### Records to process ###

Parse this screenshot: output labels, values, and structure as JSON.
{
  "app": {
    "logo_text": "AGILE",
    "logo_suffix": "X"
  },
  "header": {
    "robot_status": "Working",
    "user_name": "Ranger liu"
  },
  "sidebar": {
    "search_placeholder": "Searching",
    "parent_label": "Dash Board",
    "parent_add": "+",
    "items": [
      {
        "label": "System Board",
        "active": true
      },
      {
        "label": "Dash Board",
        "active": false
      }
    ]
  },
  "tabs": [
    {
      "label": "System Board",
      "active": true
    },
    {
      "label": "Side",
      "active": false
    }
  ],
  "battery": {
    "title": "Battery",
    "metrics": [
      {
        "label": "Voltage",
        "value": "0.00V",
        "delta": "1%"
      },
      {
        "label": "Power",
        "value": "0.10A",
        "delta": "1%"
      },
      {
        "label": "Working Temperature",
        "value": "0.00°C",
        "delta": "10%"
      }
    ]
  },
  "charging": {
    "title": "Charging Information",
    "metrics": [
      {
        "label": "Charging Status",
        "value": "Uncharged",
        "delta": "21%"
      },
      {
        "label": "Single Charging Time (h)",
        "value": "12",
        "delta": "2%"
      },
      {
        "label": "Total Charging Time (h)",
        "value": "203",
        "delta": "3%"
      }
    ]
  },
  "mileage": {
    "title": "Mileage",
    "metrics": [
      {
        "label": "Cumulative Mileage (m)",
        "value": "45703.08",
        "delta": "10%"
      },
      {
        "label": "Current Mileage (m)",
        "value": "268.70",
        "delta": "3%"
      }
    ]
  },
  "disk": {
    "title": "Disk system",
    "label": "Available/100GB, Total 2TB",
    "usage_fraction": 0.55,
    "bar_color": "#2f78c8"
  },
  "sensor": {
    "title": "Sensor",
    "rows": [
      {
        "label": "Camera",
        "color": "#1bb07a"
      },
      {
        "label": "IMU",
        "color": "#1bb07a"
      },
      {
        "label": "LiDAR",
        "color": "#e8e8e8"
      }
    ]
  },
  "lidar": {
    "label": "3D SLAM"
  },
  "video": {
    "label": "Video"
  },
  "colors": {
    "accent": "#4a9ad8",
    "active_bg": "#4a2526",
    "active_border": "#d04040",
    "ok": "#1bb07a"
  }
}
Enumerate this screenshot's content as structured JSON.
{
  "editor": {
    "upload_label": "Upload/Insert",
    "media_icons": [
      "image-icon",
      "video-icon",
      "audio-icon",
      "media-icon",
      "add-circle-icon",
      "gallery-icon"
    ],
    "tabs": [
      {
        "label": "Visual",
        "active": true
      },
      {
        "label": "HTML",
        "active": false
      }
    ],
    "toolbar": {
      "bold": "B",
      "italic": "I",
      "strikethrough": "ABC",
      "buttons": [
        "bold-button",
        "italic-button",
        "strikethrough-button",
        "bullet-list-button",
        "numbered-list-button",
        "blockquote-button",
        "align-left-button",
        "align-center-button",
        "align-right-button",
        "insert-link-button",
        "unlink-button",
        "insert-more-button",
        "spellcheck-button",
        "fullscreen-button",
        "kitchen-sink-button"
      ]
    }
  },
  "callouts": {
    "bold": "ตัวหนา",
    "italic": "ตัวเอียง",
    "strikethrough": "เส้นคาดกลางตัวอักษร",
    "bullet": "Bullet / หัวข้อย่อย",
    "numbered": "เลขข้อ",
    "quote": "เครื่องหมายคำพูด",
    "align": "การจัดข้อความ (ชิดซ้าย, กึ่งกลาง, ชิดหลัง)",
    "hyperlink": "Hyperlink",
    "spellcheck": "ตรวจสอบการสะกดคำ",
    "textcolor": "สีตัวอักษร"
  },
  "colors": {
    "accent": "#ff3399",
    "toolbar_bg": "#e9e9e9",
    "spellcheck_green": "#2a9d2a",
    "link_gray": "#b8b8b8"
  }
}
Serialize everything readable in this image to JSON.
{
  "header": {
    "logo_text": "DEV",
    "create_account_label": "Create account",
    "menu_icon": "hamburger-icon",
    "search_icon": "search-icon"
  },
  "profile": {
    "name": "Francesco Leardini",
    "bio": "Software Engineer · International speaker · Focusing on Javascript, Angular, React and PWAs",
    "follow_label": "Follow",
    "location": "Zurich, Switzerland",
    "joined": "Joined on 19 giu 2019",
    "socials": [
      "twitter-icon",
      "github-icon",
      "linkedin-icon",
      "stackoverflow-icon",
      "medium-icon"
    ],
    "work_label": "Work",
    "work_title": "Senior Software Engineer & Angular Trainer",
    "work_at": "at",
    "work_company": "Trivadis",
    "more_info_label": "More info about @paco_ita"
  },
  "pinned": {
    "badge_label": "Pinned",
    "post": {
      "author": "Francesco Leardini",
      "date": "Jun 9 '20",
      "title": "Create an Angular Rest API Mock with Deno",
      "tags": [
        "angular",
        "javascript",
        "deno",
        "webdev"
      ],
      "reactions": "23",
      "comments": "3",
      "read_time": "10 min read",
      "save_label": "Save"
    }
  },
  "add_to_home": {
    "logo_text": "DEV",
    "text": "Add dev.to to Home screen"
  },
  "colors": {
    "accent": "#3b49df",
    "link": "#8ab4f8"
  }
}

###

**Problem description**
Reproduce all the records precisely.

**Exercise output**
Parse this screenshot: output labels, values, and structure as JSON.
{
  "app": {
    "logo_text": "AGILE",
    "logo_suffix": "X"
  },
  "header": {
    "robot_status": "Working",
    "user_name": "Ranger liu"
  },
  "sidebar": {
    "search_placeholder": "Searching",
    "parent_label": "Dash Board",
    "parent_add": "+",
    "items": [
      {
        "label": "System Board",
        "active": true
      },
      {
        "label": "Dash Board",
        "active": false
      }
    ]
  },
  "tabs": [
    {
      "label": "System Board",
      "active": true
    },
    {
      "label": "Side",
      "active": false
    }
  ],
  "battery": {
    "title": "Battery",
    "metrics": [
      {
        "label": "Voltage",
        "value": "0.00V",
        "delta": "1%"
      },
      {
        "label": "Power",
        "value": "0.10A",
        "delta": "1%"
      },
      {
        "label": "Working Temperature",
        "value": "0.00°C",
        "delta": "10%"
      }
    ]
  },
  "charging": {
    "title": "Charging Information",
    "metrics": [
      {
        "label": "Charging Status",
        "value": "Uncharged",
        "delta": "21%"
      },
      {
        "label": "Single Charging Time (h)",
        "value": "12",
        "delta": "2%"
      },
      {
        "label": "Total Charging Time (h)",
        "value": "203",
        "delta": "3%"
      }
    ]
  },
  "mileage": {
    "title": "Mileage",
    "metrics": [
      {
        "label": "Cumulative Mileage (m)",
        "value": "45703.08",
        "delta": "10%"
      },
      {
        "label": "Current Mileage (m)",
        "value": "268.70",
        "delta": "3%"
      }
    ]
  },
  "disk": {
    "title": "Disk system",
    "label": "Available/100GB, Total 2TB",
    "usage_fraction": 0.55,
    "bar_color": "#2f78c8"
  },
  "sensor": {
    "title": "Sensor",
    "rows": [
      {
        "label": "Camera",
        "color": "#1bb07a"
      },
      {
        "label": "IMU",
        "color": "#1bb07a"
      },
      {
        "label": "LiDAR",
        "color": "#e8e8e8"
      }
    ]
  },
  "lidar": {
    "label": "3D SLAM"
  },
  "video": {
    "label": "Video"
  },
  "colors": {
    "accent": "#4a9ad8",
    "active_bg": "#4a2526",
    "active_border": "#d04040",
    "ok": "#1bb07a"
  }
}
Enumerate this screenshot's content as structured JSON.
{
  "editor": {
    "upload_label": "Upload/Insert",
    "media_icons": [
      "image-icon",
      "video-icon",
      "audio-icon",
      "media-icon",
      "add-circle-icon",
      "gallery-icon"
    ],
    "tabs": [
      {
        "label": "Visual",
        "active": true
      },
      {
        "label": "HTML",
        "active": false
      }
    ],
    "toolbar": {
      "bold": "B",
      "italic": "I",
      "strikethrough": "ABC",
      "buttons": [
        "bold-button",
        "italic-button",
        "strikethrough-button",
        "bullet-list-button",
        "numbered-list-button",
        "blockquote-button",
        "align-left-button",
        "align-center-button",
        "align-right-button",
        "insert-link-button",
        "unlink-button",
        "insert-more-button",
        "spellcheck-button",
        "fullscreen-button",
        "kitchen-sink-button"
      ]
    }
  },
  "callouts": {
    "bold": "ตัวหนา",
    "italic": "ตัวเอียง",
    "strikethrough": "เส้นคาดกลางตัวอักษร",
    "bullet": "Bullet / หัวข้อย่อย",
    "numbered": "เลขข้อ",
    "quote": "เครื่องหมายคำพูด",
    "align": "การจัดข้อความ (ชิดซ้าย, กึ่งกลาง, ชิดหลัง)",
    "hyperlink": "Hyperlink",
    "spellcheck": "ตรวจสอบการสะกดคำ",
    "textcolor": "สีตัวอักษร"
  },
  "colors": {
    "accent": "#ff3399",
    "toolbar_bg": "#e9e9e9",
    "spellcheck_green": "#2a9d2a",
    "link_gray": "#b8b8b8"
  }
}
Serialize everything readable in this image to JSON.
{
  "header": {
    "logo_text": "DEV",
    "create_account_label": "Create account",
    "menu_icon": "hamburger-icon",
    "search_icon": "search-icon"
  },
  "profile": {
    "name": "Francesco Leardini",
    "bio": "Software Engineer · International speaker · Focusing on Javascript, Angular, React and PWAs",
    "follow_label": "Follow",
    "location": "Zurich, Switzerland",
    "joined": "Joined on 19 giu 2019",
    "socials": [
      "twitter-icon",
      "github-icon",
      "linkedin-icon",
      "stackoverflow-icon",
      "medium-icon"
    ],
    "work_label": "Work",
    "work_title": "Senior Software Engineer & Angular Trainer",
    "work_at": "at",
    "work_company": "Trivadis",
    "more_info_label": "More info about @paco_ita"
  },
  "pinned": {
    "badge_label": "Pinned",
    "post": {
      "author": "Francesco Leardini",
      "date": "Jun 9 '20",
      "title": "Create an Angular Rest API Mock with Deno",
      "tags": [
        "angular",
        "javascript",
        "deno",
        "webdev"
      ],
      "reactions": "23",
      "comments": "3",
      "read_time": "10 min read",
      "save_label": "Save"
    }
  },
  "add_to_home": {
    "logo_text": "DEV",
    "text": "Add dev.to to Home screen"
  },
  "colors": {
    "accent": "#3b49df",
    "link": "#8ab4f8"
  }
}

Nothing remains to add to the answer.